_The data_
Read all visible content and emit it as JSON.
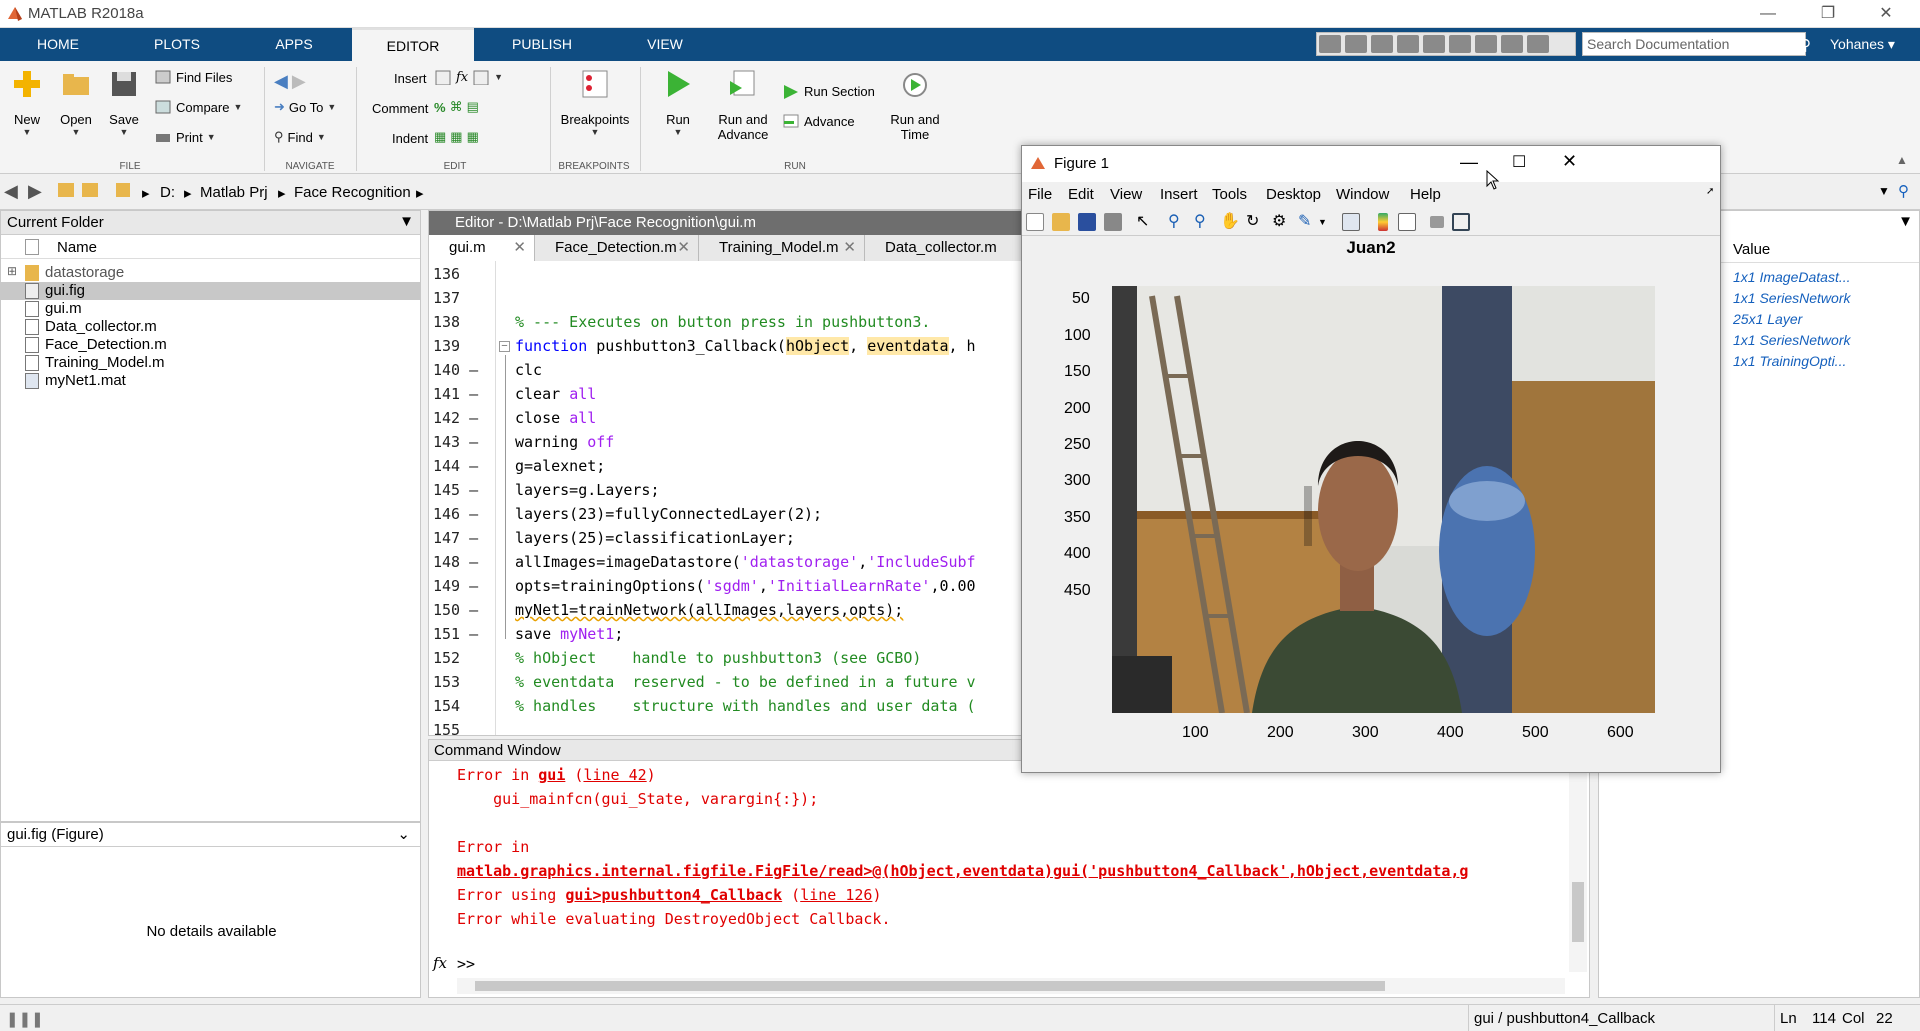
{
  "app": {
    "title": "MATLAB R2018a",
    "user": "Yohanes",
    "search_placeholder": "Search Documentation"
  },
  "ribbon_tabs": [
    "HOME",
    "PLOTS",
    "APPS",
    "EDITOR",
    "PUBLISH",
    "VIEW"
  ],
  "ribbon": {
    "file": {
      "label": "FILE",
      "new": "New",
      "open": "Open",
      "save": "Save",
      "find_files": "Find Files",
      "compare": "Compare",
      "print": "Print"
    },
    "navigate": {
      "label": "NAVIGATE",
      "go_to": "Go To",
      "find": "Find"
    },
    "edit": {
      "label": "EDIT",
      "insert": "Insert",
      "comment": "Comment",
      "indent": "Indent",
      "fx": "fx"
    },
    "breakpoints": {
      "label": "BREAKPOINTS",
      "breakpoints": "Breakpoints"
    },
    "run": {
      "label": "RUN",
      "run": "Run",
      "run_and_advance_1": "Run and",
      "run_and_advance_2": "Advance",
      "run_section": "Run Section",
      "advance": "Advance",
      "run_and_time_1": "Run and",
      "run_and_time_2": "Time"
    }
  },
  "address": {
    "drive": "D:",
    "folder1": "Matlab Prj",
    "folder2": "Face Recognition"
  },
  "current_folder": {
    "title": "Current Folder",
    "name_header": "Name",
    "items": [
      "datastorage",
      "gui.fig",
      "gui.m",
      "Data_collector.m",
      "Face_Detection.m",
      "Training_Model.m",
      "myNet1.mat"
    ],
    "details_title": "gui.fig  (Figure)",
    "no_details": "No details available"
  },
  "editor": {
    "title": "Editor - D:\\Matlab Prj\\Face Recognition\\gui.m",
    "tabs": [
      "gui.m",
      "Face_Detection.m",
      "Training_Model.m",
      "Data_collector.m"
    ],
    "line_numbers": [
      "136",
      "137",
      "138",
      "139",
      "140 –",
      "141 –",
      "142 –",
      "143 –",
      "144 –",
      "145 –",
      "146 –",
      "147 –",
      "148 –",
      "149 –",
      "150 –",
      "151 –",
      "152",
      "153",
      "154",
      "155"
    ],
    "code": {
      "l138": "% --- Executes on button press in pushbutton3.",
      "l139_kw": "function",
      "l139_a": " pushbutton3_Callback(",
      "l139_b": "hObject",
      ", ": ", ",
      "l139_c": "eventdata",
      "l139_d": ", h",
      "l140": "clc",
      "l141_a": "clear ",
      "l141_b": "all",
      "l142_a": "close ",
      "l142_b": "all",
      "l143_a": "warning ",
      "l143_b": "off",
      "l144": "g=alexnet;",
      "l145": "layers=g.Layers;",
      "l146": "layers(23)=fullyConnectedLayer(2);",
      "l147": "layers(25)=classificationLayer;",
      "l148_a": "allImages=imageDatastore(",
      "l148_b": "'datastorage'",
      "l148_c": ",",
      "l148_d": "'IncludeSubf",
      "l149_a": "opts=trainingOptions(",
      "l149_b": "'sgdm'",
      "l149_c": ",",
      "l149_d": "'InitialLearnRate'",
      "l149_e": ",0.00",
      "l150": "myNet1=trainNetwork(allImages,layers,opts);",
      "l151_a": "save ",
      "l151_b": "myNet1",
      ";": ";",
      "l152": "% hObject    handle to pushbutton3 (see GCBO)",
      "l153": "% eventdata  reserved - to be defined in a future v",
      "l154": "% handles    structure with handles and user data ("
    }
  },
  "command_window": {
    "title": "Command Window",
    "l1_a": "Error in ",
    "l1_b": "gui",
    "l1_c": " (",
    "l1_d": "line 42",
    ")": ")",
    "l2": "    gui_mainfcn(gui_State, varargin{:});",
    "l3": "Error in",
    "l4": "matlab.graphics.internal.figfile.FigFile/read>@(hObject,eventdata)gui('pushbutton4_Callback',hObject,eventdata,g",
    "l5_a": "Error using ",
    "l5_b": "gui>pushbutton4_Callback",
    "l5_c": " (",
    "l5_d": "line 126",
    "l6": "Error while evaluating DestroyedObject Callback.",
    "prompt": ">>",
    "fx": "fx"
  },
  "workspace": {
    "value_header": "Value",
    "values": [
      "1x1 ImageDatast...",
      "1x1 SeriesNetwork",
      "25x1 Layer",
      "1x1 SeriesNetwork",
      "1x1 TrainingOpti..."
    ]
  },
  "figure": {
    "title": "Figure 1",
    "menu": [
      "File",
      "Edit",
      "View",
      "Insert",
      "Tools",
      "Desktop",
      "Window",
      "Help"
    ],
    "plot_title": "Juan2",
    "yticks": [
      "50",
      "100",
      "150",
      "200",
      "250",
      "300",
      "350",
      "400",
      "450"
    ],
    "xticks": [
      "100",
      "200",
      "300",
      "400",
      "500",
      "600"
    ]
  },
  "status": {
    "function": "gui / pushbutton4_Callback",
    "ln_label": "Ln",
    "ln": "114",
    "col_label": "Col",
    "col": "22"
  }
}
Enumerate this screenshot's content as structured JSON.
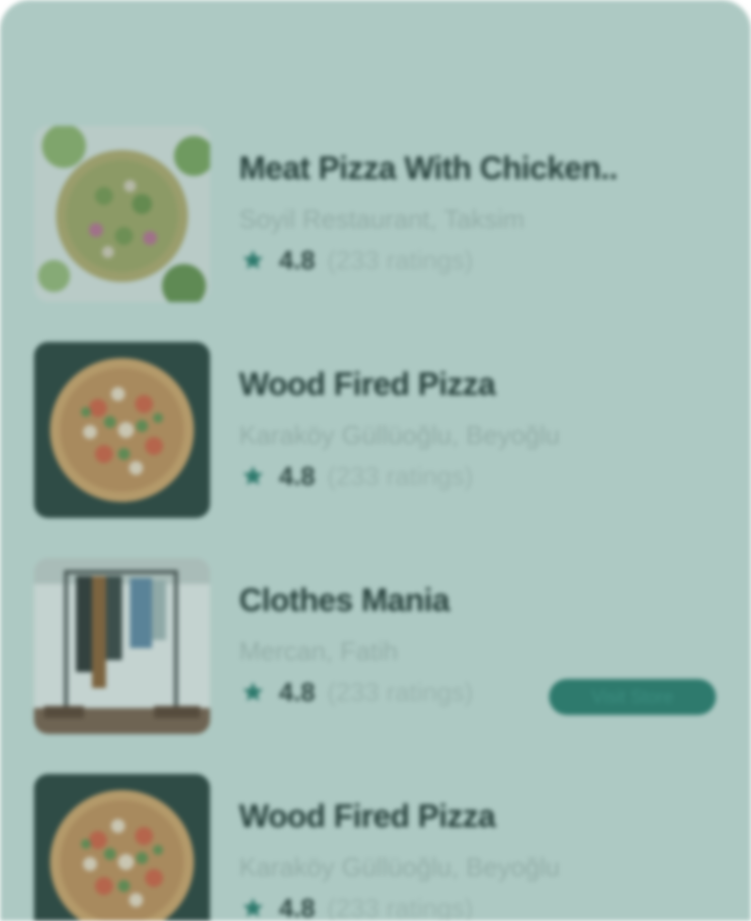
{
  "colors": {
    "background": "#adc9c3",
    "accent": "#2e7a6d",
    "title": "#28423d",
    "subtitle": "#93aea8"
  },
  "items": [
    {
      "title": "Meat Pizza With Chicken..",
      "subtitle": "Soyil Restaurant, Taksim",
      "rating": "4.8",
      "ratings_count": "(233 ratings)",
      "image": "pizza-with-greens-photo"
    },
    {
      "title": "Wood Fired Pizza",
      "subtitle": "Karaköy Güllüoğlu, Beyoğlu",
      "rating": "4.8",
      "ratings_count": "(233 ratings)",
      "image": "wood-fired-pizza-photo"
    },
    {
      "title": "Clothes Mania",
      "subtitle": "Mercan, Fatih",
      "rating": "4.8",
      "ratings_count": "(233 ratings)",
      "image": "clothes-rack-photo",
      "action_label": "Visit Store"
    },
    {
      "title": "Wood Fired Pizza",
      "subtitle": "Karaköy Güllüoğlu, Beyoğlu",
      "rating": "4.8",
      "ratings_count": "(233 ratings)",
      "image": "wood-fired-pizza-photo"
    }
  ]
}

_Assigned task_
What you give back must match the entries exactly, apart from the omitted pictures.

_Written reply_
Read all visible content and emit it as JSON.
{
  "app": {
    "title": "MATLAB R2018a",
    "user": "Yohanes",
    "search_placeholder": "Search Documentation"
  },
  "ribbon_tabs": [
    "HOME",
    "PLOTS",
    "APPS",
    "EDITOR",
    "PUBLISH",
    "VIEW"
  ],
  "ribbon": {
    "file": {
      "label": "FILE",
      "new": "New",
      "open": "Open",
      "save": "Save",
      "find_files": "Find Files",
      "compare": "Compare",
      "print": "Print"
    },
    "navigate": {
      "label": "NAVIGATE",
      "go_to": "Go To",
      "find": "Find"
    },
    "edit": {
      "label": "EDIT",
      "insert": "Insert",
      "comment": "Comment",
      "indent": "Indent",
      "fx": "fx"
    },
    "breakpoints": {
      "label": "BREAKPOINTS",
      "breakpoints": "Breakpoints"
    },
    "run": {
      "label": "RUN",
      "run": "Run",
      "run_and_advance_1": "Run and",
      "run_and_advance_2": "Advance",
      "run_section": "Run Section",
      "advance": "Advance",
      "run_and_time_1": "Run and",
      "run_and_time_2": "Time"
    }
  },
  "address": {
    "drive": "D:",
    "folder1": "Matlab Prj",
    "folder2": "Face Recognition"
  },
  "current_folder": {
    "title": "Current Folder",
    "name_header": "Name",
    "items": [
      "datastorage",
      "gui.fig",
      "gui.m",
      "Data_collector.m",
      "Face_Detection.m",
      "Training_Model.m",
      "myNet1.mat"
    ],
    "details_title": "gui.fig  (Figure)",
    "no_details": "No details available"
  },
  "editor": {
    "title": "Editor - D:\\Matlab Prj\\Face Recognition\\gui.m",
    "tabs": [
      "gui.m",
      "Face_Detection.m",
      "Training_Model.m",
      "Data_collector.m"
    ],
    "line_numbers": [
      "136",
      "137",
      "138",
      "139",
      "140 –",
      "141 –",
      "142 –",
      "143 –",
      "144 –",
      "145 –",
      "146 –",
      "147 –",
      "148 –",
      "149 –",
      "150 –",
      "151 –",
      "152",
      "153",
      "154",
      "155"
    ],
    "code": {
      "l138": "% --- Executes on button press in pushbutton3.",
      "l139_kw": "function",
      "l139_a": " pushbutton3_Callback(",
      "l139_b": "hObject",
      ", ": ", ",
      "l139_c": "eventdata",
      "l139_d": ", h",
      "l140": "clc",
      "l141_a": "clear ",
      "l141_b": "all",
      "l142_a": "close ",
      "l142_b": "all",
      "l143_a": "warning ",
      "l143_b": "off",
      "l144": "g=alexnet;",
      "l145": "layers=g.Layers;",
      "l146": "layers(23)=fullyConnectedLayer(2);",
      "l147": "layers(25)=classificationLayer;",
      "l148_a": "allImages=imageDatastore(",
      "l148_b": "'datastorage'",
      "l148_c": ",",
      "l148_d": "'IncludeSubf",
      "l149_a": "opts=trainingOptions(",
      "l149_b": "'sgdm'",
      "l149_c": ",",
      "l149_d": "'InitialLearnRate'",
      "l149_e": ",0.00",
      "l150": "myNet1=trainNetwork(allImages,layers,opts);",
      "l151_a": "save ",
      "l151_b": "myNet1",
      ";": ";",
      "l152": "% hObject    handle to pushbutton3 (see GCBO)",
      "l153": "% eventdata  reserved - to be defined in a future v",
      "l154": "% handles    structure with handles and user data ("
    }
  },
  "command_window": {
    "title": "Command Window",
    "l1_a": "Error in ",
    "l1_b": "gui",
    "l1_c": " (",
    "l1_d": "line 42",
    ")": ")",
    "l2": "    gui_mainfcn(gui_State, varargin{:});",
    "l3": "Error in",
    "l4": "matlab.graphics.internal.figfile.FigFile/read>@(hObject,eventdata)gui('pushbutton4_Callback',hObject,eventdata,g",
    "l5_a": "Error using ",
    "l5_b": "gui>pushbutton4_Callback",
    "l5_c": " (",
    "l5_d": "line 126",
    "l6": "Error while evaluating DestroyedObject Callback.",
    "prompt": ">>",
    "fx": "fx"
  },
  "workspace": {
    "value_header": "Value",
    "values": [
      "1x1 ImageDatast...",
      "1x1 SeriesNetwork",
      "25x1 Layer",
      "1x1 SeriesNetwork",
      "1x1 TrainingOpti..."
    ]
  },
  "figure": {
    "title": "Figure 1",
    "menu": [
      "File",
      "Edit",
      "View",
      "Insert",
      "Tools",
      "Desktop",
      "Window",
      "Help"
    ],
    "plot_title": "Juan2",
    "yticks": [
      "50",
      "100",
      "150",
      "200",
      "250",
      "300",
      "350",
      "400",
      "450"
    ],
    "xticks": [
      "100",
      "200",
      "300",
      "400",
      "500",
      "600"
    ]
  },
  "status": {
    "function": "gui / pushbutton4_Callback",
    "ln_label": "Ln",
    "ln": "114",
    "col_label": "Col",
    "col": "22"
  }
}
Enumerate this screenshot's content as structured JSON.
{
  "colors": {
    "background": "#adc9c3",
    "accent": "#2e7a6d",
    "title": "#28423d",
    "subtitle": "#93aea8"
  },
  "items": [
    {
      "title": "Meat Pizza With Chicken..",
      "subtitle": "Soyil Restaurant, Taksim",
      "rating": "4.8",
      "ratings_count": "(233 ratings)",
      "image": "pizza-with-greens-photo"
    },
    {
      "title": "Wood Fired Pizza",
      "subtitle": "Karaköy Güllüoğlu, Beyoğlu",
      "rating": "4.8",
      "ratings_count": "(233 ratings)",
      "image": "wood-fired-pizza-photo"
    },
    {
      "title": "Clothes Mania",
      "subtitle": "Mercan, Fatih",
      "rating": "4.8",
      "ratings_count": "(233 ratings)",
      "image": "clothes-rack-photo",
      "action_label": "Visit Store"
    },
    {
      "title": "Wood Fired Pizza",
      "subtitle": "Karaköy Güllüoğlu, Beyoğlu",
      "rating": "4.8",
      "ratings_count": "(233 ratings)",
      "image": "wood-fired-pizza-photo"
    }
  ]
}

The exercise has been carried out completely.